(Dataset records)
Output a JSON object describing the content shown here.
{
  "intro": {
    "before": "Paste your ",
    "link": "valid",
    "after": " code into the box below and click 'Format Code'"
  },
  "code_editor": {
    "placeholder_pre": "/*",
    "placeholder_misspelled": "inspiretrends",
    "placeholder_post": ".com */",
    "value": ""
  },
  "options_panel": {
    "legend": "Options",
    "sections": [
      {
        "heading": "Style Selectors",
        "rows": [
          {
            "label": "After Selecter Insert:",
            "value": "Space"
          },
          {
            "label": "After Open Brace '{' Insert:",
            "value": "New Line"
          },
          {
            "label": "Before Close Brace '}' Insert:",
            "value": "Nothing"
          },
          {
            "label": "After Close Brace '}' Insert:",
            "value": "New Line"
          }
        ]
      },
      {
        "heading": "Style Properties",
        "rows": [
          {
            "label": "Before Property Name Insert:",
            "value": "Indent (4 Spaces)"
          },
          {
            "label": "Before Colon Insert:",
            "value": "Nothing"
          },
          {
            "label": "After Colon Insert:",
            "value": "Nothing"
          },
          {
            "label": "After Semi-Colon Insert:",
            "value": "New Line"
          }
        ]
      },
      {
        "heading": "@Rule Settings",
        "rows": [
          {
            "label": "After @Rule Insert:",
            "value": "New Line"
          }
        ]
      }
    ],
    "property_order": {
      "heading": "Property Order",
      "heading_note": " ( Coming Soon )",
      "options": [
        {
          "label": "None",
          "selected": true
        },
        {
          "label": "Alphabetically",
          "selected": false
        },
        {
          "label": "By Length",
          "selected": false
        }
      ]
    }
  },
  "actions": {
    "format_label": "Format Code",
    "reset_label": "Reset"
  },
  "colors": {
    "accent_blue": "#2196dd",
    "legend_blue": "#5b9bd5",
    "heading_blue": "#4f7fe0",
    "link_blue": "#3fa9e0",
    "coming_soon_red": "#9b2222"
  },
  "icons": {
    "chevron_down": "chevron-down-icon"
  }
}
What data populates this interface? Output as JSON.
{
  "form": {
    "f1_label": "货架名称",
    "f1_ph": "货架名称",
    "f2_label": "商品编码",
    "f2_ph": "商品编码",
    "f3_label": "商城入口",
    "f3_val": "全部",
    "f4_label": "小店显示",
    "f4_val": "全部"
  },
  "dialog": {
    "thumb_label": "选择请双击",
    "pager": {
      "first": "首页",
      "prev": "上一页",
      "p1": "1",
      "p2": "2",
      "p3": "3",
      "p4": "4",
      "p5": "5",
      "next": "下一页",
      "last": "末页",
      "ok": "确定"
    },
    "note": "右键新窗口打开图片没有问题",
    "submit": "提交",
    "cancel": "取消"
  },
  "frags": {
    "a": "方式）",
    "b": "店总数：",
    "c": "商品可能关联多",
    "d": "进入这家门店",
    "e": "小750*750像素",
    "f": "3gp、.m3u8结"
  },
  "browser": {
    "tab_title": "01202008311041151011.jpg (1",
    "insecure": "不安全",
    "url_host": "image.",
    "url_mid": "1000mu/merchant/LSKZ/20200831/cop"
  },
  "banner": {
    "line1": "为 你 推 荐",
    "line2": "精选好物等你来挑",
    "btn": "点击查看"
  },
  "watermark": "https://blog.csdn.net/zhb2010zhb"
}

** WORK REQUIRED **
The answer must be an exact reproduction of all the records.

** PROBLEM SOLUTION **
Output a JSON object describing the content shown here.
{
  "intro": {
    "before": "Paste your ",
    "link": "valid",
    "after": " code into the box below and click 'Format Code'"
  },
  "code_editor": {
    "placeholder_pre": "/*",
    "placeholder_misspelled": "inspiretrends",
    "placeholder_post": ".com */",
    "value": ""
  },
  "options_panel": {
    "legend": "Options",
    "sections": [
      {
        "heading": "Style Selectors",
        "rows": [
          {
            "label": "After Selecter Insert:",
            "value": "Space"
          },
          {
            "label": "After Open Brace '{' Insert:",
            "value": "New Line"
          },
          {
            "label": "Before Close Brace '}' Insert:",
            "value": "Nothing"
          },
          {
            "label": "After Close Brace '}' Insert:",
            "value": "New Line"
          }
        ]
      },
      {
        "heading": "Style Properties",
        "rows": [
          {
            "label": "Before Property Name Insert:",
            "value": "Indent (4 Spaces)"
          },
          {
            "label": "Before Colon Insert:",
            "value": "Nothing"
          },
          {
            "label": "After Colon Insert:",
            "value": "Nothing"
          },
          {
            "label": "After Semi-Colon Insert:",
            "value": "New Line"
          }
        ]
      },
      {
        "heading": "@Rule Settings",
        "rows": [
          {
            "label": "After @Rule Insert:",
            "value": "New Line"
          }
        ]
      }
    ],
    "property_order": {
      "heading": "Property Order",
      "heading_note": " ( Coming Soon )",
      "options": [
        {
          "label": "None",
          "selected": true
        },
        {
          "label": "Alphabetically",
          "selected": false
        },
        {
          "label": "By Length",
          "selected": false
        }
      ]
    }
  },
  "actions": {
    "format_label": "Format Code",
    "reset_label": "Reset"
  },
  "colors": {
    "accent_blue": "#2196dd",
    "legend_blue": "#5b9bd5",
    "heading_blue": "#4f7fe0",
    "link_blue": "#3fa9e0",
    "coming_soon_red": "#9b2222"
  },
  "icons": {
    "chevron_down": "chevron-down-icon"
  }
}
What data populates this interface? Output as JSON.
{
  "form": {
    "f1_label": "货架名称",
    "f1_ph": "货架名称",
    "f2_label": "商品编码",
    "f2_ph": "商品编码",
    "f3_label": "商城入口",
    "f3_val": "全部",
    "f4_label": "小店显示",
    "f4_val": "全部"
  },
  "dialog": {
    "thumb_label": "选择请双击",
    "pager": {
      "first": "首页",
      "prev": "上一页",
      "p1": "1",
      "p2": "2",
      "p3": "3",
      "p4": "4",
      "p5": "5",
      "next": "下一页",
      "last": "末页",
      "ok": "确定"
    },
    "note": "右键新窗口打开图片没有问题",
    "submit": "提交",
    "cancel": "取消"
  },
  "frags": {
    "a": "方式）",
    "b": "店总数：",
    "c": "商品可能关联多",
    "d": "进入这家门店",
    "e": "小750*750像素",
    "f": "3gp、.m3u8结"
  },
  "browser": {
    "tab_title": "01202008311041151011.jpg (1",
    "insecure": "不安全",
    "url_host": "image.",
    "url_mid": "1000mu/merchant/LSKZ/20200831/cop"
  },
  "banner": {
    "line1": "为 你 推 荐",
    "line2": "精选好物等你来挑",
    "btn": "点击查看"
  },
  "watermark": "https://blog.csdn.net/zhb2010zhb"
}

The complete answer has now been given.